Post-apocalyptic films are usually centered on the subject of survival, particularly of the main characters. Snowpiercer also banks on survival, but unlike other films of the genre, it plays on social reasons. The social standing of a person usually plays a backdrop in other works, as the government's regime is usually the primary reason for revolution. However, Snowpiercer focuses on those issues as the reason, because the way I see it, in their world, everything is held constant. They're all inside a train, and fighting to survive the cold. It can't be because of the government, because there is no government; they all adore Wilford (the creator of Snowpiercer), and somewhat established a rather flimsy system. The film describes the back car residents as stowaways - does that mean that everyone else has bought their right to live inside? If they did, how do they make more money? There's no use for any kind of trade; in fact they're living off using their prime resources, technologies that they develop or vastly improve on whilst inside the vehicle. The only possible work inside the train are manual jobs that involve health, education, food, and leisure. There isn't even a use for warfare because who are they going to fight? In the long term, everything is held constant inside the train. You can't buy anything because any kind of exchange will be fruitless (and if they did work on exchange, it will just cause chaos). As the film explicitly pointed out, the train hasn't stopped moving, which means that there is no way in or out, nor are there also any possibilities for outside interaction. So it was really the maltreatment that the residents experienced that led them to revolt, a maltreatment that is further expanded in latter scenes of the film.

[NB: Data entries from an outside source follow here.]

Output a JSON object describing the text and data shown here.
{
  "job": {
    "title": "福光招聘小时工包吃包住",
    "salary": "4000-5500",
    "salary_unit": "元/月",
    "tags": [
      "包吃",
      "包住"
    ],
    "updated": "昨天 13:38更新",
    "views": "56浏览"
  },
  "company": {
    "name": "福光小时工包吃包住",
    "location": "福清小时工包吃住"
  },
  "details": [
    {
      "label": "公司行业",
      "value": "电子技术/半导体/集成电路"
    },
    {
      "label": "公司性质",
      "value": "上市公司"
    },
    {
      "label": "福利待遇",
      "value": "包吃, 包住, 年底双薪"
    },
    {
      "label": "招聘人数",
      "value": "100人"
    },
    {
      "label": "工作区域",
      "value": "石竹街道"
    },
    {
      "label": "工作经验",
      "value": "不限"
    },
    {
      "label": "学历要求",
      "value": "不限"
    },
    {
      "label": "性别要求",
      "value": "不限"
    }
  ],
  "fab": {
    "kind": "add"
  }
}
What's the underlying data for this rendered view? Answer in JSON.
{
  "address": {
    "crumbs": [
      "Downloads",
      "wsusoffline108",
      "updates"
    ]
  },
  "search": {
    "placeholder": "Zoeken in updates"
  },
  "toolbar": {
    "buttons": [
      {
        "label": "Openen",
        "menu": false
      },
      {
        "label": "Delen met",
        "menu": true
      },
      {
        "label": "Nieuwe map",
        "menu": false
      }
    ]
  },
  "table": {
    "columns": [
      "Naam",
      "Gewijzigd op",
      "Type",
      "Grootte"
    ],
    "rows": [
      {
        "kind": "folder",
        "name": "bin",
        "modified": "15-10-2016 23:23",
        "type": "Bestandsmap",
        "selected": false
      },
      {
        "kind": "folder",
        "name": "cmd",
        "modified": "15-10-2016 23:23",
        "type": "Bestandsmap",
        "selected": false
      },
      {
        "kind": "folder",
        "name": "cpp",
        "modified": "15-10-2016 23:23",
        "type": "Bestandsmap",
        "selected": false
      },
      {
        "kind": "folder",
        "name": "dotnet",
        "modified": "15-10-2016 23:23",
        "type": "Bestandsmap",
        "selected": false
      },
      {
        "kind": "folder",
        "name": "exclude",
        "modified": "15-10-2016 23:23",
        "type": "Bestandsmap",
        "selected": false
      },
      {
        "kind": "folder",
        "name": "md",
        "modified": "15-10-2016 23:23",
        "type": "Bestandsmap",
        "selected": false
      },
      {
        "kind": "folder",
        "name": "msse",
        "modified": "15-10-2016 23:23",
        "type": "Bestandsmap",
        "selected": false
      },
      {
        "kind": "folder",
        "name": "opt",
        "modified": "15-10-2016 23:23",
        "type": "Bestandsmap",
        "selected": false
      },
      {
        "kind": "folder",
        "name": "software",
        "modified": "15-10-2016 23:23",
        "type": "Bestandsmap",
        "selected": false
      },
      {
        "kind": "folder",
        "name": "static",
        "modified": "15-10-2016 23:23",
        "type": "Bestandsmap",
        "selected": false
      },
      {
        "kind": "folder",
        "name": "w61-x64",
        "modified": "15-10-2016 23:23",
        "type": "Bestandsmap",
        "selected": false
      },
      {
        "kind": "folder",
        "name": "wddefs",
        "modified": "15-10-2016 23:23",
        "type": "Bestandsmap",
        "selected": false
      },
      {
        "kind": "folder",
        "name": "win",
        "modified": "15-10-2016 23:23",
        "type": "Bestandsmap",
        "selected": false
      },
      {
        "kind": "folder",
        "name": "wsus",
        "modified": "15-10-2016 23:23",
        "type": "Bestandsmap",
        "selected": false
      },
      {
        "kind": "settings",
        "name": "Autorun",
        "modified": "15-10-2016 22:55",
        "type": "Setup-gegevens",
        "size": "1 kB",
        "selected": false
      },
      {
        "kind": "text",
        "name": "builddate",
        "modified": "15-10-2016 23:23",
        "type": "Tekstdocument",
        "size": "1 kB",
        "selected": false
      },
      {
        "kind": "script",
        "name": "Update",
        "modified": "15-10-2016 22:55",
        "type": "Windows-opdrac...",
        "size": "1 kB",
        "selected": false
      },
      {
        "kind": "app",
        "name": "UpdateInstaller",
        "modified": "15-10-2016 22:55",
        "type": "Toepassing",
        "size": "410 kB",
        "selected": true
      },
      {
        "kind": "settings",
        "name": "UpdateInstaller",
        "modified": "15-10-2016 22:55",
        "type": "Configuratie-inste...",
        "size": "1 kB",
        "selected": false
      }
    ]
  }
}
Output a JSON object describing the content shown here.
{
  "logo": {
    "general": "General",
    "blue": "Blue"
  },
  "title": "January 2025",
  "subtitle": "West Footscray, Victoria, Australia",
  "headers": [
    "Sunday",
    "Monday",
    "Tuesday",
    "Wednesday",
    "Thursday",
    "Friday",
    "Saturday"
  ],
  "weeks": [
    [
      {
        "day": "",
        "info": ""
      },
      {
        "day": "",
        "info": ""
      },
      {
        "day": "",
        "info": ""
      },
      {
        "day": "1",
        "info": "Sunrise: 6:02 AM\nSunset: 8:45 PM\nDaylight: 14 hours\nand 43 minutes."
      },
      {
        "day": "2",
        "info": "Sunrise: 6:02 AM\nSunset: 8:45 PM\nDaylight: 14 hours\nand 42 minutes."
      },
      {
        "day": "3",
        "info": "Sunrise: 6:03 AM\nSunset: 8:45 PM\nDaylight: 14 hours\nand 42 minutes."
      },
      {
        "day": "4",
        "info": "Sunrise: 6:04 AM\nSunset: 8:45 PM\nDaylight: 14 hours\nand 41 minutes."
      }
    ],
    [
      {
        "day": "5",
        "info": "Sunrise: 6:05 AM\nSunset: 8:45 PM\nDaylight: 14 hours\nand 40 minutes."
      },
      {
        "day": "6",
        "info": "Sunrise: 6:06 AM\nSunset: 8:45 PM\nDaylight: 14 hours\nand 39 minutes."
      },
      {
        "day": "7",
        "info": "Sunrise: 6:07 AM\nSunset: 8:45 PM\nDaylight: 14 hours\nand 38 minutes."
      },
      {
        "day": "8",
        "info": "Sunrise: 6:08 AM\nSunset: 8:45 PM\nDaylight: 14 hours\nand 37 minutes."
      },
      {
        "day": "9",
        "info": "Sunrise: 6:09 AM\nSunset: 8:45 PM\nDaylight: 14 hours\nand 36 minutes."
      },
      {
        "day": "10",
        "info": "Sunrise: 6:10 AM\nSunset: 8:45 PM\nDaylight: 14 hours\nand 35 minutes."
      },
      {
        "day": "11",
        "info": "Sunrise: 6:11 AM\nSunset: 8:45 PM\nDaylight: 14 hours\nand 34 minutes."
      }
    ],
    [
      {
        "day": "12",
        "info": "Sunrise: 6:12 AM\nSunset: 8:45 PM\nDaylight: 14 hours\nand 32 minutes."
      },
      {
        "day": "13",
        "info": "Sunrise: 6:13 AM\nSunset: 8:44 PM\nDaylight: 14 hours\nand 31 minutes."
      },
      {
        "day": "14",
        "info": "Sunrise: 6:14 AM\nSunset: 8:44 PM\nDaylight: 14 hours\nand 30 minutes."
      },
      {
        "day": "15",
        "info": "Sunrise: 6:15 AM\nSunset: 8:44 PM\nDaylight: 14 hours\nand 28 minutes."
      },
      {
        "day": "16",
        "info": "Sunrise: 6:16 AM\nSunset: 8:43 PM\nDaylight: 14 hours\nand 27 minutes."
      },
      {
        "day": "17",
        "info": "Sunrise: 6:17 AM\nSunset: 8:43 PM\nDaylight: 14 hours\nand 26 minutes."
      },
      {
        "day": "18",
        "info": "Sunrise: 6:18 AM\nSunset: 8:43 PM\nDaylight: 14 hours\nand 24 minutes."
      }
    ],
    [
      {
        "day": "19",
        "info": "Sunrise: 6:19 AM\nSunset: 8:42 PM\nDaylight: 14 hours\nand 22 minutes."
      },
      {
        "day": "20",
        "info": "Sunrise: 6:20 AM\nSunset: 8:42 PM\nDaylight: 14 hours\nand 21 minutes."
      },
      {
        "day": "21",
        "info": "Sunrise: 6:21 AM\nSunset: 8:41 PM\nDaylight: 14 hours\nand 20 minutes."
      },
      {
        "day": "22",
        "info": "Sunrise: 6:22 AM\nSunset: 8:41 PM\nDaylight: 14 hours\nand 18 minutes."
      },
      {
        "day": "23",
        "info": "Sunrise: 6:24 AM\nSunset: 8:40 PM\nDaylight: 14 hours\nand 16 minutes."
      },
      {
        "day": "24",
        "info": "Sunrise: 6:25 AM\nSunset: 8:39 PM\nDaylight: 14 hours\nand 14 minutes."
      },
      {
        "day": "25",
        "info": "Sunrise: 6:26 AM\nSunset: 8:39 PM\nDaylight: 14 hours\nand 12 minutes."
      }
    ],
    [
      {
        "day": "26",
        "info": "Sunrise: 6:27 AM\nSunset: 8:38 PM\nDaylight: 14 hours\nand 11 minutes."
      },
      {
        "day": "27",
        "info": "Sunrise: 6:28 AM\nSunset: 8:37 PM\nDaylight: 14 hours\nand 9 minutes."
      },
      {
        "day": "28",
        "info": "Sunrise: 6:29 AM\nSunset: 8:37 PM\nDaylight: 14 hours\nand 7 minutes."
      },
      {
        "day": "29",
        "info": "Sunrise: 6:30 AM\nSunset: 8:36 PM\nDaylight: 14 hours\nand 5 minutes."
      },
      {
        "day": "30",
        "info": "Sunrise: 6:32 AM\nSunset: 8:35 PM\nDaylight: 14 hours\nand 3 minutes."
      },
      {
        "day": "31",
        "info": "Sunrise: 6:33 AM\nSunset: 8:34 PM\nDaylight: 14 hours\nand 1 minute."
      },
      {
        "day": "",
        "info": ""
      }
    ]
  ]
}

As the film progressed, there are a lot of plot holes that emerged, but it still didn't hinder the unpredictability that Snowpiercer was able to establish. As the characters go through the train, we're never really sure of what could cross their path - both the danger and the amazement of it. We're given glimpses of the content in some of the cars, and they hold surprises of their own. The film itself is unpredictable in a way that we're not entirely sure of what to expect, but as each scene played out, there was always that constant hunger for survival, to see their plan throughout even with any danger that they faced. Scenes were shot in conflict with each other, depending on the tone that the film was currently in. Most of the scenes that stood out for me were midway the film, particularly the school car and the tunnel scene. The color palette complimented these shots; it provided the scene with the right mood, the right atmosphere, the right emotion that you're supposed to get, whether if in awe, in daze, or simply sensing some kind of danger.
Although there were many plot holes, Snowpiercer was still an interesting film. The translator machine could have been a little louder and clearer; it was hard to understand mumbling at a low tone, for one. I didn't expect it to end the way it did, but that's what makes it unpredictable.
Final Word: There was so much hype surrounding Snowpiercer. The film was indeed good, but was it really that good?
Cast: Chris Evans, Jamie Bell, Tilda Swinton
Director: Bong Joon-ho